On Level 6 is the Pool Deck, which contains the resort pool (for hotel guests) and Aqua World – a water park open to all (open 10am-6pm; MOP160/180). There’s also Qube Kingdom, an extensive kids’ play area with all manner of diversions (open 9.30am-9.30pm; MOP120/150 for first two hours), an extensive fitness centre and the hotel’s luxury spa, called Le Spa’tique.
The hotel casino must also be mentioned – it occupies the huge central area of the ground floor, with multiple access points from the entrance lobby and shopping mall. Despite the efforts of Macau’s hotels and resorts to shift the focus away from gaming, it remains a vital piece of their business and was already buzzing at 8.30 in the morning when I went for a wander after breakfast.
Lastly, The Parisian Theatre seats 1,200 and from September 30 to November 13 will host the global hit Thriller Live. Expect other world-class shows after that.
VERDICT It’s a visual feast, there’s no denying it, and it’s hard not to be impressed by the great skill, application and effort that’s gone into its construction – and continues in the staff’s running of such a huge property. It’s worth a visit just to experience the scale of the accomplishment (as is true of many of Macau’s grand hospitality projects, of course), but ultimately this is not really a hotel designed for individual business travellers, who will be put off by the sheer number of mainland Chinese leisure visitors. As a conference destination, though, The Parisian Macao has a huge amount to offer – and as a short-stay family getaway, it would be a special experience.
PRICE Internet rates for a midweek stay in a Deluxe King room in mid-October start from HK$1,120 (US$144) including taxes and surcharges.

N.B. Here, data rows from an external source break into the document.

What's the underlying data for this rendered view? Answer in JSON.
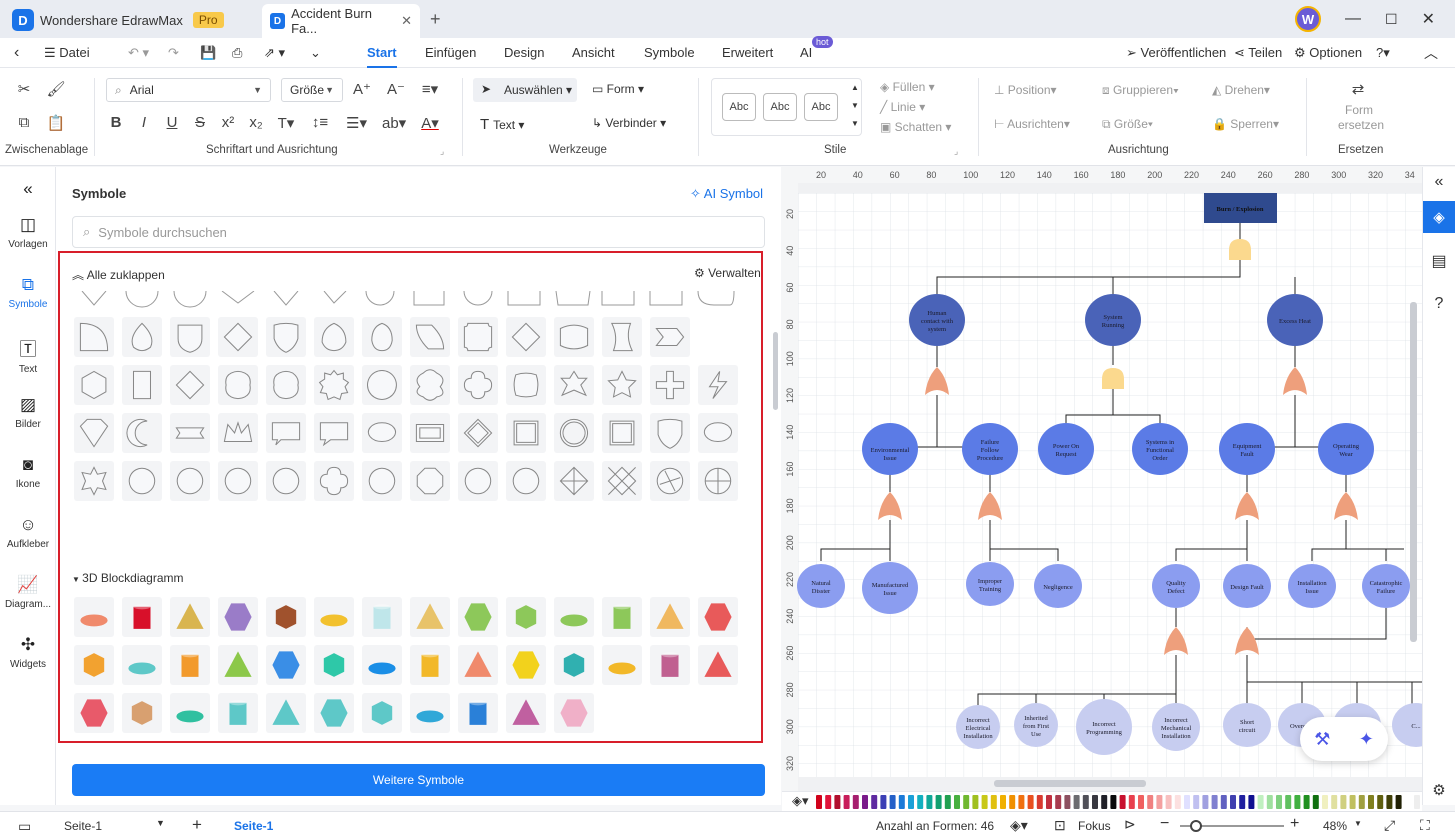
{
  "app": {
    "name": "Wondershare EdrawMax",
    "badge": "Pro",
    "doc_tab": "Accident Burn Fa...",
    "avatar": "W"
  },
  "menu": {
    "file": "Datei",
    "tabs": [
      "Start",
      "Einfügen",
      "Design",
      "Ansicht",
      "Symbole",
      "Erweitert",
      "AI"
    ],
    "ai_badge": "hot",
    "publish": "Veröffentlichen",
    "share": "Teilen",
    "options": "Optionen"
  },
  "ribbon": {
    "font": "Arial",
    "size": "Größe",
    "groups": [
      "Zwischenablage",
      "Schriftart und Ausrichtung",
      "Werkzeuge",
      "Stile",
      "Ausrichtung",
      "Ersetzen"
    ],
    "select": "Auswählen",
    "shape": "Form",
    "text": "Text",
    "connector": "Verbinder",
    "style_sample": "Abc",
    "fill": "Füllen",
    "line": "Linie",
    "shadow": "Schatten",
    "position": "Position",
    "group": "Gruppieren",
    "rotate": "Drehen",
    "align": "Ausrichten",
    "lock": "Sperren",
    "replace": "Form ersetzen"
  },
  "leftnav": [
    "Vorlagen",
    "Symbole",
    "Text",
    "Bilder",
    "Ikone",
    "Aufkleber",
    "Diagram...",
    "Widgets"
  ],
  "panel": {
    "title": "Symbole",
    "ai_symbol": "AI Symbol",
    "search_placeholder": "Symbole durchsuchen",
    "collapse_all": "Alle zuklappen",
    "manage": "Verwalten",
    "section_3d": "3D Blockdiagramm",
    "more_symbols": "Weitere Symbole"
  },
  "ruler": {
    "top": [
      "20",
      "40",
      "60",
      "80",
      "100",
      "120",
      "140",
      "160",
      "180",
      "200",
      "220",
      "240",
      "260",
      "280",
      "300",
      "320",
      "34"
    ],
    "left": [
      "20",
      "40",
      "60",
      "80",
      "100",
      "120",
      "140",
      "160",
      "180",
      "200",
      "220",
      "240",
      "260",
      "280",
      "300",
      "320"
    ]
  },
  "diagram": {
    "top_event": "Burn / Explosion",
    "level1": [
      "Human contact with system",
      "System Running",
      "Excess Heat"
    ],
    "level2": [
      "Environmental Issue",
      "Failure Follow Procedure",
      "Power On Request",
      "Systems in Functional Order",
      "Equipment Fault",
      "Operating Wear"
    ],
    "level3": [
      "Natural Disster",
      "Manufactured Issue",
      "Improper Training",
      "Negligence",
      "Quality Defect",
      "Design Fault",
      "Installation Issue",
      "Catastrophic Failure"
    ],
    "level4": [
      "Incorrect Electrical Installation",
      "Inherited from First Use",
      "Incorrect Programming",
      "Incorrect Mechanical Installation",
      "Short circuit",
      "Overch...",
      "Thermal...",
      "C..."
    ]
  },
  "status": {
    "page_select": "Seite-1",
    "page_tab": "Seite-1",
    "shapes_count": "Anzahl an Formen: 46",
    "focus": "Fokus",
    "zoom": "48%"
  },
  "colors": {
    "accent": "#1a73e8",
    "highlight": "#d81e2a",
    "node_dark": "#4a63b8",
    "node_mid": "#5b7be6",
    "node_light": "#8b9df0",
    "node_pale": "#c7cdf0",
    "gate_or": "#ee9f7c",
    "gate_and": "#fbd98e"
  }
}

CONTACT Estrada do Istmo, Lote 3, Cotai Strip; tel +853 2882 8833; parisianmacao.com